- As a table of content to let people know what you’ll be dealing with in the article or under that heading.
- If you’ve got a multi-step argument that you want to introduce either in its entirety or before each step.
- If you’re giving step by step instructions.
They’re quite straightforward to use. What’s more, because they can add emphasis, they make the underlying logic of a text much easier to grasp. And like everything else on this list, the more you use them, the better you’ll get at them. So embrace them!
What the fluff?
Here is an oversimplified formula to measure the effectiveness of your article:
Arguments made / Words used
Of course, what points you make (are they inane or profound) and how you use your words (are they prison bars or wings) matter. Nonetheless, this formula is still one to keep in the back of your mind. If you can say the same thing with fewer words, then you’re text is more effective. The reason is pretty straightforward: You’re giving people more bang (information) for their buck (time invested). So, you always want to be on the lookout for fluff and willing to cut it mercilessly when you find it.
Now, let me be clear. Sometimes you need words to add character. Then you don’t want to cut them. Sometimes you don’t. Then they need to go. Where that line lies is something that you’ll have to find out with time. Yeah, not all that helpful, sorry.

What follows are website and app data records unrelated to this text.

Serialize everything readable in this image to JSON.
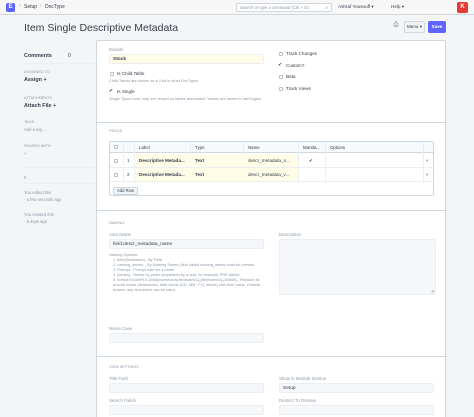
{
  "navbar": {
    "logo": "E",
    "crumbs": [
      "Setup",
      "DocType"
    ],
    "search_placeholder": "Search or type a command (Ctrl + G)",
    "user": "Ashraf Yousouff",
    "help": "Help",
    "avatar": "K"
  },
  "page": {
    "title": "Item Single Descriptive Metadata",
    "menu_label": "Menu",
    "save_label": "Save"
  },
  "sidebar": {
    "comments": "Comments",
    "comments_count": "0",
    "assigned_label": "Assigned To",
    "assign": "Assign",
    "attachments_label": "Attachments",
    "attach_file": "Attach File",
    "tags_label": "Tags",
    "add_tag": "Add a tag ...",
    "shared_label": "Shared With",
    "followers_count": "0",
    "activity": [
      {
        "who": "You",
        "action": "edited this",
        "when": "a few seconds ago"
      },
      {
        "who": "You",
        "action": "created this",
        "when": "5 days ago"
      }
    ]
  },
  "form": {
    "module_label": "Module",
    "module_value": "Stock",
    "is_child_table": "Is Child Table",
    "is_child_table_help": "Child Tables are shown as a Grid in other DocTypes",
    "is_single": "Is Single",
    "is_single_help": "Single Types have only one record no tables associated. Values are stored in tabSingles",
    "track_changes": "Track Changes",
    "custom": "Custom?",
    "beta": "Beta",
    "track_views": "Track Views"
  },
  "fields_section": {
    "heading": "Fields",
    "columns": [
      "Label",
      "Type",
      "Name",
      "Manda...",
      "Options"
    ],
    "rows": [
      {
        "no": "1",
        "label": "Descriptive Metada...",
        "type": "Text",
        "name": "descr_metadata_n...",
        "mandatory": "✔",
        "options": ""
      },
      {
        "no": "2",
        "label": "Descriptive Metada...",
        "type": "Text",
        "name": "descr_metadata_v...",
        "mandatory": "",
        "options": ""
      }
    ],
    "add_row": "Add Row"
  },
  "naming": {
    "heading": "Naming",
    "autoname_label": "Auto Name",
    "autoname_value": "field:descr_metadata_name",
    "description_label": "Description",
    "options_title": "Naming Options:",
    "options": [
      "1. field:[fieldname] - By Field",
      "2. naming_series: - By Naming Series (field called naming_series must be present",
      "3. Prompt - Prompt user for a name",
      "4. [series] - Series by prefix (separated by a dot); for example PRE.#####",
      "5. format:EXAMPLE-{MM}morewords{fieldname1}-{fieldname2}-{#####} - Replace all braced words (fieldnames, date words (DD, MM, YY), series) with their value. Outside braces, any characters can be used."
    ],
    "name_case_label": "Name Case"
  },
  "view_settings": {
    "heading": "View Settings",
    "title_field_label": "Title Field",
    "show_in_module_label": "Show in Module Section",
    "show_in_module_value": "Setup",
    "search_fields_label": "Search Fields",
    "restrict_label": "Restrict To Domain"
  },
  "colors": {
    "primary": "#5e64ff",
    "avatar": "#e53935",
    "highlight": "#fffde7"
  }
}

Here is some more concrete advice: When you’re just starting out, it’s better to err on the side of caution and cut when you’re not sure. Yeah, you might have plenty of character in person. That does not mean it will automatically translate to the page, though.
And attempts at character that don’t succeed aren’t endearing. They’re annoying.
Of course, not so long ago, I argued the opposite. I said that you should experiment and try new things to succeed. So which is it? Will I make up my mind already? Okay, okay! Geez, tough crowd. How about:
Experiment on your own dime and cut ruthlessly when it’s somebody else that’s paying.
Sound good? Great! Let’s move on to specifics. Some words make much better candidates for cutting than others:
- That. It can’t always go, but it can go far more often than people realize. ‘This is the house that Jack built’ won’t be any weaker without the ‘that’.
Very, really and quite. If you can’t find better words to strengthen your statement, you’re in trouble. She really wanted to an ice cream? How about she was desperate for an ice cream?
Personally, I believe and I think. Yes, sometimes you need to hedge. That’s okay. But not half as often as most people do – particularly not online. People aren’t here to read your hedging. They’ve already got their own insecurities to deal with. Get to the point.
Perhaps and Just. Perhaps you can just get on with it? We’d appreciate it if you would.
If you find that you use one of these words a lot (Edit Minion can help you there as it lists the frequency of words). Then make it a habit to go through your text with the find command (CTRL + F) and look which instances can be cut. Do that a couple of times with different texts and you’ll become more aware of your problem words. From there, not only your current text but also your overall writing will improve.
In fact, that last point is true for everything I’ve mentioned. The more often you pay attention to this stuff, the more you’ll internalize the ideas. From there you’ll come to apply them automatically. For example, in the first few months, I used the Hemingway App, the reading level of my first drafts dropped from high school to about sixth grade. And that without sacrificing any of my ability to express myself. So do start using at least a few of them.
Should you always apply them blindly? No. None of these readability ideas are written in stone. There are always moments that you should break the rules or ignore the suggestion by the app. In fact, most rules – including those of grammar – should be ignored every so now and then. But it has to be a conscious choice and it can’t be all the time. Otherwise, people will think you’re sloppy. They’d be right.
In short, start applying these rules consciously so that they become habits. And then, sometimes, consciously ignore those habits. If you can do that, then you boost your readability without sacrificing either your personality or your creativity.